20 counsel.

21 Yes, Mr. Krsnik.

22 MR. KRSNIK: No objection, Your Honour.

23 MR. PAR: [Interpretation] Also no objection.

24 MR. KRSNIK: [Interpretation] However, Your Honours, the Defence

25 would like to tender the letter, but I do not have enough copies, so I

Page 6892

1 will provide a sufficient number of copies and give it to the Madam

2 Registrar tomorrow.

3 I would just like to announce that I will tender it. That would

4 be D1/40, I believe, Madam Registrar, the letter to the Minister. Then

5 D1/39. And I am going to provide the sufficient number of copies to the

6 Madam Registrar tomorrow.

7 JUDGE LIU: Yes, Mr. Stringer. Any objections?

8 MR. STRINGER: No, Mr. President. No objection to the Defence

9 exhibit.

10 Before we break, I would just like to express on behalf of the

11 Prosecution our gratitude to the Trial Chamber and your staff for your

12 willingness to work late and to do this. We really appreciate it.

13 JUDGE LIU: Thank you.

14 How about that previous statement put forward by you during the

15 cross-examination? We believe that you used that document quite

16 extensively.

17 MR. KRSNIK: [Interpretation] I'm sorry. I will not take it

18 badly. I know that I have -- that I'm running out of yellow cards, but I

19 did not have enough copies. So when we produce enough copies, I'm going

20 to tender that previous statement, too, as our exhibit.
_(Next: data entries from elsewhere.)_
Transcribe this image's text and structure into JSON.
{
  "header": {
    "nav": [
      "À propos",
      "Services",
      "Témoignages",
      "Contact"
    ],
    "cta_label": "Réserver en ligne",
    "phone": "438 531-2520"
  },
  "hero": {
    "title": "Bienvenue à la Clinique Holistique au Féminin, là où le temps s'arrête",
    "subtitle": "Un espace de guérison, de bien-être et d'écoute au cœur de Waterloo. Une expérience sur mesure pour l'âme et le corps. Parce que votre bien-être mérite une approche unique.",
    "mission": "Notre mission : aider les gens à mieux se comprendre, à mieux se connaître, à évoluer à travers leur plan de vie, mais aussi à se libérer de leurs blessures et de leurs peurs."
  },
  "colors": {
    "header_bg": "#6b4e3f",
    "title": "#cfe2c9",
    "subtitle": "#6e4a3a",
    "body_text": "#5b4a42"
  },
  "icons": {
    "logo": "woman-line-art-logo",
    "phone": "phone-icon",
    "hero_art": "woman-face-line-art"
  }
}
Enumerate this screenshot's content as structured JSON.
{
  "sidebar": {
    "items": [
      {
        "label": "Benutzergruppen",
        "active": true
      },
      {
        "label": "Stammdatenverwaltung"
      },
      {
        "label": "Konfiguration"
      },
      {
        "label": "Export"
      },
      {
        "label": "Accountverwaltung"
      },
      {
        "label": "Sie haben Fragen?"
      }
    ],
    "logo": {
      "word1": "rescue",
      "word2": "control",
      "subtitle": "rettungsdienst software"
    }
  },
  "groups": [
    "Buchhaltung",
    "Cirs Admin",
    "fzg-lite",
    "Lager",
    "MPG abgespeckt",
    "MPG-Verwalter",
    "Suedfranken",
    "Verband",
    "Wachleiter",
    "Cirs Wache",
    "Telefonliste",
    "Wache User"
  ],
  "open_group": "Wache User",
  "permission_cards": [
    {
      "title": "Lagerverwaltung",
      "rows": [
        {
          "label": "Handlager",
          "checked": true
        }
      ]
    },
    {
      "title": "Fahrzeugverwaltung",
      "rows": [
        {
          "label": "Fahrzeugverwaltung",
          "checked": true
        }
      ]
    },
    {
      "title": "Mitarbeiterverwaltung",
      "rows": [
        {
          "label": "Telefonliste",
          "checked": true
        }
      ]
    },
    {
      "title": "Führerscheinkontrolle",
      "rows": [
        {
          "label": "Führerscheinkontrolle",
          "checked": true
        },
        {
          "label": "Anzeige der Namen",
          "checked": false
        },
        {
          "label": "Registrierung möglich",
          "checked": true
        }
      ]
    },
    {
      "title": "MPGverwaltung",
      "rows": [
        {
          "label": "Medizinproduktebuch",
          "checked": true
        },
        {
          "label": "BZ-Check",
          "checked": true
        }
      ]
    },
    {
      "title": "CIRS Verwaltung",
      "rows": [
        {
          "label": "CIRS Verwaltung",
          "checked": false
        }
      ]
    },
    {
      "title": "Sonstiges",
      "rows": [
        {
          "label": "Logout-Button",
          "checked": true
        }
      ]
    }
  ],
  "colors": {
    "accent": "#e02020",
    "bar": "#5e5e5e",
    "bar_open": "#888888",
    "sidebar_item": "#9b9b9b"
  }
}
And that would, I

21 believe, be D1/40 is our next exhibit.

22 JUDGE LIU: Well -- yes, Mr. Stringer.

23 MR. STRINGER: I just simply want to say, Mr. President, if we're

24 talking about the OTP statement which is dated the 17th and 18th of

25 September, 1997, we have no objection to it being tendered, I think, for

Page 6893

1 the limited purposes which would fall within an earlier decision of this

2 Trial Chamber, although the Trial Chamber can obviously accept it for

3 whatever evidentiary value it deems worth.

4 JUDGE LIU: Well, Mr. Krsnik, you could submit this document to

5 this Trial Chamber, and Madam Registrar will give it an ID number.

6 Whether this should be admitted into evidence, we'll make the decision at

7 a later stage, after we read those previous statements. Is that clear?

8 MR. KRSNIK: [Interpretation] Very clear, Your Honours. I was just

9 going to ask you one more thing: Is your decision a standing decision

10 that only the relevant parts of the statement be taken into account? This

11 is back a couple of months ago, this decision. Because I know that my

12 learned friend only was leading the relevant portions, I believe, if I'm

13 not wrong. My learned friend will remember that -- that the decision, the

14 ruling of the Trial Chamber was only that the relevant portions of the

15 statements be retained, be kept. If that is not so, I'll be happy to

16 provide the full -- to finish a full statement.

17 JUDGE LIU: Well, you used very extensively this previous

18 statement, and you can submit that statement in its totality. We will

19 make the decision at a later stage concerning this statement.

20 MR. KRSNIK: [Interpretation] Thank you, Your Honour. I

21 understand.

22 JUDGE LIU: Well, we will resume at 2.30 tomorrow afternoon in

23 Courtroom II.

24 --- Whereupon the hearing adjourned at 10.50 p.m.,

25 to be reconvened on Tuesday, the 4th day

Page 6894

1 of December, 2001, at 2.30 p.m.